ANNAPOLIS — Violent protests, high tensions and rampant distrust are one police-involved incident away, Baltimore Mayor Stephanie Rawlings-Blake said in warning to state lawmakers.
The mayor appeared before the Baltimore City delegation on Friday to present her legislative wish list for the year, which ranged from education funding to infrastructure to improving the relationship between the public and police.
“All it would take is one incident and we could have a Ferguson-like incident in any part of Maryland,” said Rawlings-Blake, referring to the Missouri town where violence erupted between protestors and police over a white officer’s shooting death of a black teen. “I think it’s important for us to do the work now to try to create a more level playing field and a better opportunity to increase community relations.”

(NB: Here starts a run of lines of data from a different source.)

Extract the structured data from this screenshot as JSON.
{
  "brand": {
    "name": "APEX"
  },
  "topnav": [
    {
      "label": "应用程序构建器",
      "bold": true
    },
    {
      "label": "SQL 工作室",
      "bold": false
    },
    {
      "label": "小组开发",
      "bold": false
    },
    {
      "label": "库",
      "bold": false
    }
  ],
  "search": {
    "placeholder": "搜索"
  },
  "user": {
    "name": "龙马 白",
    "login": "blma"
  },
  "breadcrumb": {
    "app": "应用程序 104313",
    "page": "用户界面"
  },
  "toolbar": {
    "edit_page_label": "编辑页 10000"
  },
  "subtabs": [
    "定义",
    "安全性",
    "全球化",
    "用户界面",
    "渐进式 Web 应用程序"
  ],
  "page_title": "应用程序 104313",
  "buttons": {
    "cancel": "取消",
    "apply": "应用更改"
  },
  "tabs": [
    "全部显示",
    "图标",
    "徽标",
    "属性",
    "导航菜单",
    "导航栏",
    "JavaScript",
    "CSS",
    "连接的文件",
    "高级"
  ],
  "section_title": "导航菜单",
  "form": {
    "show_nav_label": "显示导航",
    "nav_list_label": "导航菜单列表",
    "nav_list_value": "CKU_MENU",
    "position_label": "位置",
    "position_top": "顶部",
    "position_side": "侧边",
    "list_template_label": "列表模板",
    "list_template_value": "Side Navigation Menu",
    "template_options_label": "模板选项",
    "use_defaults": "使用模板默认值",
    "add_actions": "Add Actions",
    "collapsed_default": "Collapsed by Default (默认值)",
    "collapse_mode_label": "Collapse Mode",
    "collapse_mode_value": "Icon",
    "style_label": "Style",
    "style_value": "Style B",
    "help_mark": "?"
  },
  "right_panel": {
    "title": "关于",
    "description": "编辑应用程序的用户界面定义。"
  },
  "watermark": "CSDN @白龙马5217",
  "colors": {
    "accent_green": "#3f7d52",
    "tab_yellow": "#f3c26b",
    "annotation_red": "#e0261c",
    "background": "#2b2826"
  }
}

Rawlings-Blake said improvements are already being made. Courtesy complaints and lawsuits against the police department are down, while trial board convictions for officers have increased. The mayor said a body camera program for officers is set to be announced soon.
Del. Curtis Anderson, D-Baltimore, introduced legislation this week that broadens the scope of disciplinary action for officers and elevates “misconduct in office” to a felony.
Information provided by the mayor’s office indicated a third proposal from the mayor would allow the city’s Civilian Review Board to hear more complaints against Baltimore police officers.
The mayor’s attention toward police misconduct comes at a time when police use of force is being examined around the country. Incidents like the one in Missouri, or in New York where a man died after being put in a head lock by officers, have triggered outcries of power abuse and growing distrust.
“The need for better relationships, the need for a more even playing field is not just a sentiment shared in Baltimore, it’s a national sentiment,” Rawlings-Blake said. “We all know the vast majority of police officers show up every day, they put their lives on line, they’re doing the right thing.”
But Gene Ryan, president of the Fraternal Order of Police Baltimore City Lodge 3, has his doubts.
Protecting law-abiding police is where much of the misinformation about law enforcement rights begins, said Ryan, who attended the mayor’s presentation.
The Law Enforcement Officers’ Bill of Rights “isn’t in place to protect bad cops, it’s there to protect good cops.”
“I don’t know this composed legislation is the way to go,” he said.
Ryan said the solution starts with raising the standards of officer recruitment, training and education, but acknowledged it would also take cooperation with lawmakers.
“It’s an internal issue, I think we can solve the problem if we work together,” he said.